More than a year after Nicholas Sarkozy was elected to the French presidency little has been done to address the French aerospace industry’s problems. Charles Edelstenne, who was re-elected in July as chairman of GIFAS, the French aerospace industry association, emphasized the need for the French government to take stronger measures to boost research and development and make exports a priority.
Despite the currency exchange problems, last year the French aerospace industry bettered its record 2005 and 2006 results. Landmarks included entry into service of the first Falcon 7X business jet and Airbus A380, and the introduction of Dassault’s Falcon super-midsize and Falcon 2000LX business jets and the Airbus A350XWB.
Meanwhile, major aerospace suppliers enjoyed record sales activity. The total unconsolidated revenues of the 260 GIFAS-member companies grew by 6.9 percent to ?34.6 billion ($51.9 billion). Sixty-nine percent of this sum was generated by the civil sector–an increase of almost 11 percent year-over-year. Last year, for the 14th consecutive year, orders exceeded revenues. They jumped 20 percent in 2007 and set a new record of ?57.5 billion ($86.25 billion), of which 83 percent was derived from the civil sector. Exports, accounting for 78 percent of the sum, saw a 24-percent hike, while domestic orders rose 7 percent.
However, for Dassault Aviation CEO Edelstenne the results mask a “very worrying reality.” Most aspects of aerospace activity last year were positive because the civil market is healthy and orders are up, but they are also less profitable than in the past, he said. “The U.S. dollar continues to pose a serious problem for France and other European aerospace countries,” he said. “We have a good civil market that is under permanent mortgage to the dollar. Strategies such as hedging currency and raising productivity that compensate for the falling dollar are no longer enough, compelling us to move some activities abroad.”
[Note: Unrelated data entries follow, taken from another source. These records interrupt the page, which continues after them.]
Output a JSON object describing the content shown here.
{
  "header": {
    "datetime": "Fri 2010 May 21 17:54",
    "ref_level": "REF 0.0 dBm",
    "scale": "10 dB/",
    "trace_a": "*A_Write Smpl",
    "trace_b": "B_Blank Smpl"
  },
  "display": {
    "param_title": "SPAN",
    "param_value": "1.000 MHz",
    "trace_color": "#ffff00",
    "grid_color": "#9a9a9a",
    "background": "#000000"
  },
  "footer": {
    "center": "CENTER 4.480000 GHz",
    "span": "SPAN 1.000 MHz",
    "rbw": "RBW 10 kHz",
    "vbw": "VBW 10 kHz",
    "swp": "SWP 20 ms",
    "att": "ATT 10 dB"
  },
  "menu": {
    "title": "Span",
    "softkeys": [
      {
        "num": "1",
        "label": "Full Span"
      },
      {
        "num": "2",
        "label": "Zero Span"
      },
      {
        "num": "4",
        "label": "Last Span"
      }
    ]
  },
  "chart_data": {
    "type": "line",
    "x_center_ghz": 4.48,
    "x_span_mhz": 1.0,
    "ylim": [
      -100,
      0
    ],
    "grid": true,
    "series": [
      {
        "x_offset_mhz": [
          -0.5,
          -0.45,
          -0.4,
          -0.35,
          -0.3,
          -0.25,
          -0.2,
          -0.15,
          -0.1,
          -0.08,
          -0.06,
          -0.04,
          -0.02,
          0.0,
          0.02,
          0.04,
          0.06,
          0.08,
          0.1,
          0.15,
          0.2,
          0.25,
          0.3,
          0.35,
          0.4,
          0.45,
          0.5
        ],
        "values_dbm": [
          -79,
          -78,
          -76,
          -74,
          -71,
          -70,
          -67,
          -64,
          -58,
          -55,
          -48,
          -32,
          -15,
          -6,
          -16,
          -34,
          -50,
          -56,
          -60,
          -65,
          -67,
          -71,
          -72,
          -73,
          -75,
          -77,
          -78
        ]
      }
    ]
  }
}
The biggest challenge for French aerospace companies is to stay competitive in the market, mainly with U.S. companies that bill in dollars. But French firms are having a hard time avoiding the “handicap” of the dollar/euro exchange rate. “We have a good and efficient workforce, but high labor costs are made worse by the exchange rate,” Edelstenne said. “Small- and medium-sized companies face the same major pressures as large manufacturers and have to reduce costs and relocate. The U.S. has improved competitiveness, and France must follow suit.”
To meet this challenge, GIFAS-member companies are reducing costs and transferring all kinds of work–including some nonstrategic high-tech activity–to low-cost or dollar-zone regions such as the U.S., Mexico, Eastern Europe, China, India and North African countries. “The market is good and our production rates are high so we are able to transfer work abroad without firing employees in France,” Edelstenne noted.
Production rates are higher than two or three years ago so, despite delocalizing some production, direct employment in GIFAS-affiliated companies remains unchanged at 132,000 workers with another 80,000 jobs at 4,500 subcontractors. French government aid is largely in the form of repayable loans, but falls short of what’s required, Edelstenne said. “The whole system is incoherent: the 27-member European Union does not allow subsidies, but this does not take into account the unfair impact of currency levels that seriously distort competition. And I don’t know when–or if–it will end. The U.S. has a huge deficit. Its export level is not very high and is improving only because of the low value of the dollar. The economy is weakening with the sub-prime mortgage issue having a major impact. Even a change of administration, whoever is elected president of the U.S., will not have an impact in the short term.”
GIFAS, meanwhile, is campaigning to secure more government involvement in research-and-development backing to French companies. “Aerospace creates value and wins exports, but the pressure on our profitability and our ability to self-finance R&D is endangering the industry’s future, and French public high-tech R&D is way below the level enjoyed in the U.S.”